By: Shannon Richard
I really don’t think I could write without music. Not only does it inspire more scenes than I can possibly count, but I really don’t do well with silence and writing in it is a no go. Music relaxes me and brings me to a state of mind where I can start to process me thoughts. Even when I was in school I had to have music playing when I was doing homework.
One of two things can happen when I find that perfect song for a scene. A.) I hear the song and the scene comes to me, or B.) I already know the scene and I find the perfect song to correspond. Both are equally exciting. More often than not, once I find one of these songs it’s on repeat for an extended amount of time.
I almost always have music playing. Really, I don’t know how I survived before the iPod. These days my iPhone is my constant companion and it has to do with the fact that an impressive amount of sound comes out of those tiny speakers. I’m also all about music in the car. Pretty much once that key is in the ignition the music is up. I tend to be one of those people that issinging along very loudly (and sometimes doing a little air guitar at red lights). I sincerely hope no one ever films me.It would be beyond embarrassing.
I might be finished writing Undone, but the playlist will never stop growing. There is a new song out called “All Over The Road” by Easton Corbin. The second I heard it I knew it was perfect for this scene:
Paige stretched up, pressing into him, and put her mouth to his ear. “I want you,” she whispered.
Brendan moved so quickly she didn’t even see it coming. The passenger door was opened and he’d bodily lifted her into the seat, reaching across her and buckling her seat belt. He slammed the door and ran around his truck. He climbed in and was backing out in about five seconds.
“You okay there, cowboy?” she asked, trying not to laugh.
“You aren’t allowed to talk,” he said as he navigated out of the parking lot.
“Why?” she asked, folding her arms across her chest.
“Because you have a tendency to say things that make me swerve off the road, and right now I need to have as much focus as possible. Otherwise I might kill us,” he said, staring intently through the windshield.
“I don’t have to say anything,” she said, reaching across the seat and running her fingers up his forearm.
“You also have to stay on your side of the truck,” he said as his hands clenched the steering wheel, his knuckles going white.
“That’s no fun,” she said, as her fingers trailed up his shoulder and to his neck.
“Please, Paige, I’m begging you,” he said and groaned.
“Hmm, I like the sound of that.”

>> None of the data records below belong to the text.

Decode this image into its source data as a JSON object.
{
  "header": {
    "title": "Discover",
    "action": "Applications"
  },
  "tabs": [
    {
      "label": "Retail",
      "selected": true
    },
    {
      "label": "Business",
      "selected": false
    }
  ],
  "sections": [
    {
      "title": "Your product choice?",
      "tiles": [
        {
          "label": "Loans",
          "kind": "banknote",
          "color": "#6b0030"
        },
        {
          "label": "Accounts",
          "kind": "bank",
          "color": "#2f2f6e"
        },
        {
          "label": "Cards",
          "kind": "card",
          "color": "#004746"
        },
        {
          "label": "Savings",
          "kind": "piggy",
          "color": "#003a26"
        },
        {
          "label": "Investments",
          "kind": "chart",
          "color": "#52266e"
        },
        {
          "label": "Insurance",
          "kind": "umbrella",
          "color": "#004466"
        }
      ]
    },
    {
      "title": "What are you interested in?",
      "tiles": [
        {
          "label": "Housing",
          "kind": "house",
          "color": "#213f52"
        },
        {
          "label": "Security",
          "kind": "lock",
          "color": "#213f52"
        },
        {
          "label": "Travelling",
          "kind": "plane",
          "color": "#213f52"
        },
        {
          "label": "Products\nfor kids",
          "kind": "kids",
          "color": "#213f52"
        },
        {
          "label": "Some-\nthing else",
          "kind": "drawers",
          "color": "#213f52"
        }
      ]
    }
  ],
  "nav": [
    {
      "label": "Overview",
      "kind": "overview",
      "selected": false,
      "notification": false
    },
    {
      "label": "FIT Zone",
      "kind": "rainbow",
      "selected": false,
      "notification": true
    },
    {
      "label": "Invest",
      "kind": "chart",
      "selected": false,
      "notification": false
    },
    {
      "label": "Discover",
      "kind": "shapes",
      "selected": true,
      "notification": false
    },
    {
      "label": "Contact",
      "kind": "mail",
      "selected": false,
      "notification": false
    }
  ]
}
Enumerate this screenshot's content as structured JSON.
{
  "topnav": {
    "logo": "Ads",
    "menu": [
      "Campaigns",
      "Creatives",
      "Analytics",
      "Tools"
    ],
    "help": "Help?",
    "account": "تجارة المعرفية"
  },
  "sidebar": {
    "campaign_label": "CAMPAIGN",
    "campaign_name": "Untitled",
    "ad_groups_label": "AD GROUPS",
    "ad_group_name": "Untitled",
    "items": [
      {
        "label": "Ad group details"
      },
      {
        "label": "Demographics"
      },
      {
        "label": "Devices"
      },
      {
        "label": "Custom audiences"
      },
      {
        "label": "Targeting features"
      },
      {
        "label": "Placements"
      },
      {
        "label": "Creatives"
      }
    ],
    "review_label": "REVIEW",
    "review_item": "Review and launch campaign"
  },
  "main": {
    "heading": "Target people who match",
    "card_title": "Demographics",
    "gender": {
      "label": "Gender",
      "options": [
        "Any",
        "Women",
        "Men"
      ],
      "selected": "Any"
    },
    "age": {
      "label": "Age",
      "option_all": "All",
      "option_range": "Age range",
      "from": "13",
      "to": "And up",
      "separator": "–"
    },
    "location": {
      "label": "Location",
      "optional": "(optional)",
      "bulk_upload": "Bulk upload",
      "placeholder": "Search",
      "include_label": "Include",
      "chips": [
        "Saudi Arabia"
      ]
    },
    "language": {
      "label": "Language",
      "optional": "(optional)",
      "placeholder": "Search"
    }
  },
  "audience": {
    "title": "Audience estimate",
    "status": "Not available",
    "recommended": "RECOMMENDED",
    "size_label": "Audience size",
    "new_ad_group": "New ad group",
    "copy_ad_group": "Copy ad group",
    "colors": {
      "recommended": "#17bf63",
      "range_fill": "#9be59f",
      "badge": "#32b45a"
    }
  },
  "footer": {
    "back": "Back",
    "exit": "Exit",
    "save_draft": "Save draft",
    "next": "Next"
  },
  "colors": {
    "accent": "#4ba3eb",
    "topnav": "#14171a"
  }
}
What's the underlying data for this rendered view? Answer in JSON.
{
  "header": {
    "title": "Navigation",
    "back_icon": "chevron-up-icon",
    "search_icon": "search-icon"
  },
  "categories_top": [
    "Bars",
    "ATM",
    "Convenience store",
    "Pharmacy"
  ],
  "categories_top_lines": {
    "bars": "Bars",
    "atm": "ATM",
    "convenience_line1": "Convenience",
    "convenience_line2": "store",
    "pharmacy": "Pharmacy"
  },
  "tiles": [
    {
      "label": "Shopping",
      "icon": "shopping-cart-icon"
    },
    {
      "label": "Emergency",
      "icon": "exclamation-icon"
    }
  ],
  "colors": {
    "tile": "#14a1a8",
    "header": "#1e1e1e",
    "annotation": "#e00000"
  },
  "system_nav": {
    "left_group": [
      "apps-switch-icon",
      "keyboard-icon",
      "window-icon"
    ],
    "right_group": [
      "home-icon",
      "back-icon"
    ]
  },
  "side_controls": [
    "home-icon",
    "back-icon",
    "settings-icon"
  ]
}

Shannon Richard grew up in the Panhandle of Florida as the baby sister of two overly protective but loving brothers. She was raised by a more than somewhat eccentric mother, a self-proclaimed vocabularist who showed her how to get lost in a book, and a father who passed on his love for coffee and really loud music. She graduated from Florida State University with a bachelor’s in English literature and still lives in Tallahassee, where she battles everyday life with writing, reading, and a rant every once in a while. Okay, so the rants might happen on a regular basis. She’s still waiting for her Southern, scruffy Mr. Darcy, and in the meantime writes love stories to indulge her overactive imagination. Oh, and she’s a pretty big fan of the whimsy.